* Aim of the task
Would you retype, word for word, the line with "Read all visible content and emit it as JSON." and every line after it through the end of the records below?

* Material to process

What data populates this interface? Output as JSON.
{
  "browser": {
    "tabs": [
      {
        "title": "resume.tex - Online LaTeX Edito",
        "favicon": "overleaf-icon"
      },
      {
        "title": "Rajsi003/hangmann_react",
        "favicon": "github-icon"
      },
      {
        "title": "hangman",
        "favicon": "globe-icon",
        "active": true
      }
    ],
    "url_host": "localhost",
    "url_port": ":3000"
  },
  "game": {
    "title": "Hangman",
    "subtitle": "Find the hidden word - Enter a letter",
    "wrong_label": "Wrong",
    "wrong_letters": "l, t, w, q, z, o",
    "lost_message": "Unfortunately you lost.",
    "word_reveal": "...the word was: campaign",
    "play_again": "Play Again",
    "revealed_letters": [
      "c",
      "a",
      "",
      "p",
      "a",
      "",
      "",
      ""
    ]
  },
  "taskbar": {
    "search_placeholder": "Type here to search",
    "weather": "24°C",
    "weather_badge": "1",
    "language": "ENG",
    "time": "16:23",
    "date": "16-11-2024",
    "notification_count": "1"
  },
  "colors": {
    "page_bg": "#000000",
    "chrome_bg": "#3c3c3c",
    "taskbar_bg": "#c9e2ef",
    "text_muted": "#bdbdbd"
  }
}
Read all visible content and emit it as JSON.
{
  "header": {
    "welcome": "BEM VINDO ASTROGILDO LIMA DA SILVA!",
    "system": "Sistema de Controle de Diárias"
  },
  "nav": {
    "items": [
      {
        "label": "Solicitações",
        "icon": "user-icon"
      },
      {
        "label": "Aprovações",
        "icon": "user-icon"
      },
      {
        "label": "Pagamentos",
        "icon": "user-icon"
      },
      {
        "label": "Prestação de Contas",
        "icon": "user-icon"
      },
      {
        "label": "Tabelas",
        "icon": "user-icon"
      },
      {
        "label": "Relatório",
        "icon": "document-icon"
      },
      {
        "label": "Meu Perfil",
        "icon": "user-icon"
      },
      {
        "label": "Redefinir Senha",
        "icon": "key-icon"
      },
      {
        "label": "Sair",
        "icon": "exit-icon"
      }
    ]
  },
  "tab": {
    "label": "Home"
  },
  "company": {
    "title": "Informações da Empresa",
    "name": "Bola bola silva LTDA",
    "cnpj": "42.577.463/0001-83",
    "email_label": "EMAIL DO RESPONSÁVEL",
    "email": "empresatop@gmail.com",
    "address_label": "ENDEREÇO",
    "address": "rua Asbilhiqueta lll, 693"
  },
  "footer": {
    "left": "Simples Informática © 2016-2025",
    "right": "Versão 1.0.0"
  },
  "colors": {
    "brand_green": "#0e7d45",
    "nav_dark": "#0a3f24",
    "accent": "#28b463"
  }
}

* Your response
Read all visible content and emit it as JSON.
{
  "header": {
    "welcome": "BEM VINDO ASTROGILDO LIMA DA SILVA!",
    "system": "Sistema de Controle de Diárias"
  },
  "nav": {
    "items": [
      {
        "label": "Solicitações",
        "icon": "user-icon"
      },
      {
        "label": "Aprovações",
        "icon": "user-icon"
      },
      {
        "label": "Pagamentos",
        "icon": "user-icon"
      },
      {
        "label": "Prestação de Contas",
        "icon": "user-icon"
      },
      {
        "label": "Tabelas",
        "icon": "user-icon"
      },
      {
        "label": "Relatório",
        "icon": "document-icon"
      },
      {
        "label": "Meu Perfil",
        "icon": "user-icon"
      },
      {
        "label": "Redefinir Senha",
        "icon": "key-icon"
      },
      {
        "label": "Sair",
        "icon": "exit-icon"
      }
    ]
  },
  "tab": {
    "label": "Home"
  },
  "company": {
    "title": "Informações da Empresa",
    "name": "Bola bola silva LTDA",
    "cnpj": "42.577.463/0001-83",
    "email_label": "EMAIL DO RESPONSÁVEL",
    "email": "empresatop@gmail.com",
    "address_label": "ENDEREÇO",
    "address": "rua Asbilhiqueta lll, 693"
  },
  "footer": {
    "left": "Simples Informática © 2016-2025",
    "right": "Versão 1.0.0"
  },
  "colors": {
    "brand_green": "#0e7d45",
    "nav_dark": "#0a3f24",
    "accent": "#28b463"
  }
}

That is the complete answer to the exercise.